→ **Exercise requirements**
Check each line of the listing for the string "text". Copy those where it appears.
* * *
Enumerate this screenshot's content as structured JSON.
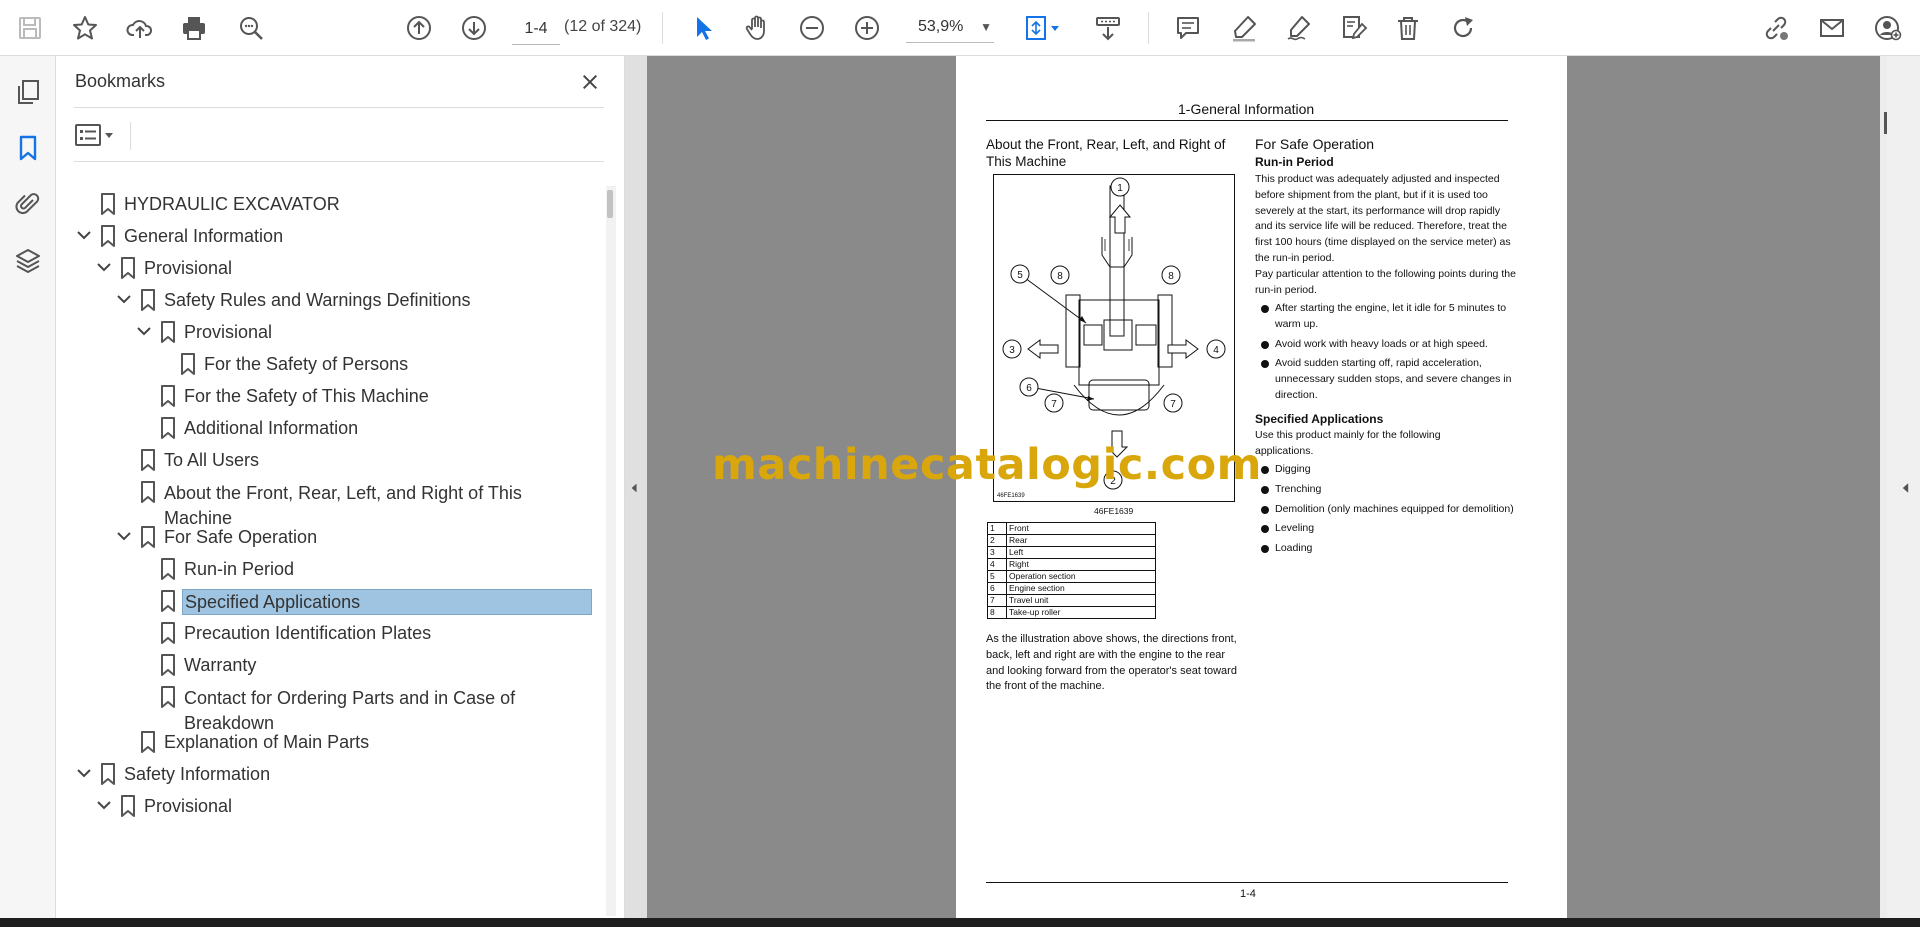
{
  "toolbar": {
    "page_value": "1-4",
    "page_count": "(12 of 324)",
    "zoom": "53,9%"
  },
  "bookmarks": {
    "title": "Bookmarks",
    "items": [
      {
        "label": "HYDRAULIC EXCAVATOR",
        "level": 0,
        "chevron": false
      },
      {
        "label": "General Information",
        "level": 0,
        "chevron": true
      },
      {
        "label": "Provisional",
        "level": 1,
        "chevron": true
      },
      {
        "label": "Safety Rules and Warnings Definitions",
        "level": 2,
        "chevron": true
      },
      {
        "label": "Provisional",
        "level": 3,
        "chevron": true
      },
      {
        "label": "For the Safety of Persons",
        "level": 4,
        "chevron": false
      },
      {
        "label": "For the Safety of This Machine",
        "level": 3,
        "chevron": false
      },
      {
        "label": "Additional Information",
        "level": 3,
        "chevron": false
      },
      {
        "label": "To All Users",
        "level": 2,
        "chevron": false
      },
      {
        "label": "About the Front, Rear, Left, and Right of This Machine",
        "level": 2,
        "chevron": false
      },
      {
        "label": "For Safe Operation",
        "level": 2,
        "chevron": true
      },
      {
        "label": "Run-in Period",
        "level": 3,
        "chevron": false
      },
      {
        "label": "Specified Applications",
        "level": 3,
        "chevron": false,
        "selected": true
      },
      {
        "label": "Precaution Identification Plates",
        "level": 3,
        "chevron": false
      },
      {
        "label": "Warranty",
        "level": 3,
        "chevron": false
      },
      {
        "label": "Contact for Ordering Parts and in Case of Breakdown",
        "level": 3,
        "chevron": false
      },
      {
        "label": "Explanation of Main Parts",
        "level": 2,
        "chevron": false
      },
      {
        "label": "Safety Information",
        "level": 0,
        "chevron": true
      },
      {
        "label": "Provisional",
        "level": 1,
        "chevron": true
      }
    ]
  },
  "page": {
    "header": "1-General Information",
    "left_heading": "About the Front, Rear, Left, and Right of This Machine",
    "figure_code_inner": "46FE1639",
    "figure_code": "46FE1639",
    "callouts": [
      "1",
      "2",
      "3",
      "4",
      "5",
      "6",
      "7",
      "7",
      "8",
      "8"
    ],
    "legend": [
      {
        "no": "1",
        "text": "Front"
      },
      {
        "no": "2",
        "text": "Rear"
      },
      {
        "no": "3",
        "text": "Left"
      },
      {
        "no": "4",
        "text": "Right"
      },
      {
        "no": "5",
        "text": "Operation section"
      },
      {
        "no": "6",
        "text": "Engine section"
      },
      {
        "no": "7",
        "text": "Travel unit"
      },
      {
        "no": "8",
        "text": "Take-up roller"
      }
    ],
    "left_para": "As the illustration above shows, the directions front, back, left and right are with the engine to the rear and looking forward from the operator's seat toward the front of the machine.",
    "right_heading": "For Safe Operation",
    "runin_heading": "Run-in Period",
    "runin_p1": "This product was adequately adjusted and inspected before shipment from the plant, but if it is used too severely at the start, its performance will drop rapidly and its service life will be reduced. Therefore, treat the first 100 hours (time displayed on the service meter) as the run-in period.",
    "runin_p2": "Pay particular attention to the following points during the run-in period.",
    "runin_bullets": [
      "After starting the engine, let it idle for 5 minutes to warm up.",
      "Avoid work with heavy loads or at high speed.",
      "Avoid sudden starting off, rapid acceleration, unnecessary sudden stops, and severe changes in direction."
    ],
    "spec_heading": "Specified Applications",
    "spec_p": "Use this product mainly for the following applications.",
    "spec_bullets": [
      "Digging",
      "Trenching",
      "Demolition (only machines equipped for demolition)",
      "Leveling",
      "Loading"
    ],
    "page_number": "1-4"
  },
  "watermark": "machinecatalogic.com",
  "colors": {
    "accent": "#1473e6",
    "selection": "#9ec4e1",
    "doc_bg": "#8a8a8a",
    "watermark": "#d9a70b"
  }
}
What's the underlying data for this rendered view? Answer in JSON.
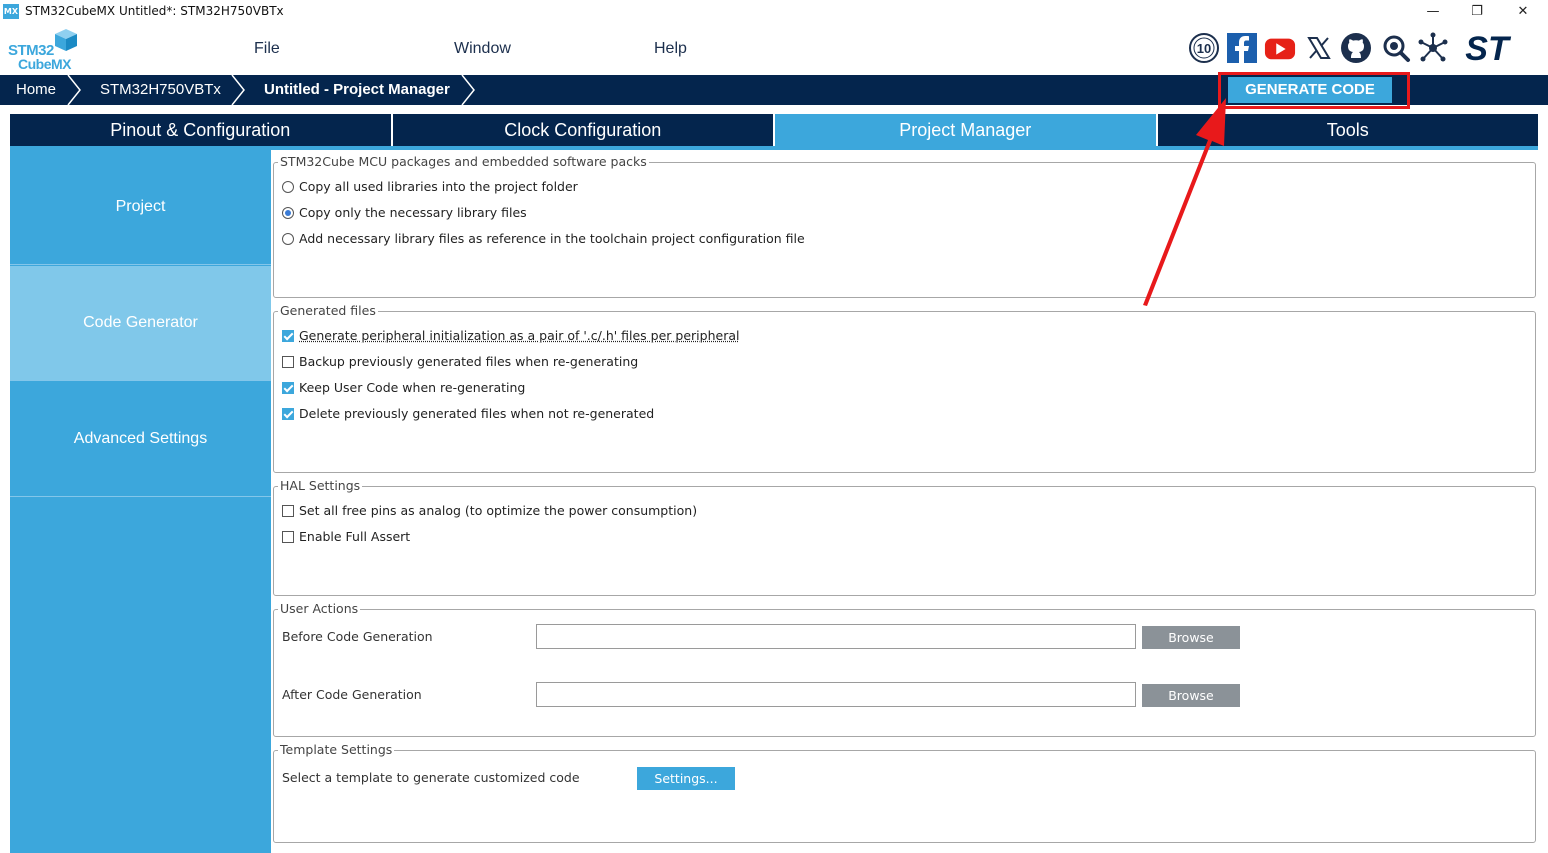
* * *
→ **Task answer**
        "text": "Front"
        "text": "Rear"
        "text": "Left"
        "text": "Right"
        "text": "Operation section"
        "text": "Engine section"
        "text": "Travel unit"
        "text": "Take-up roller"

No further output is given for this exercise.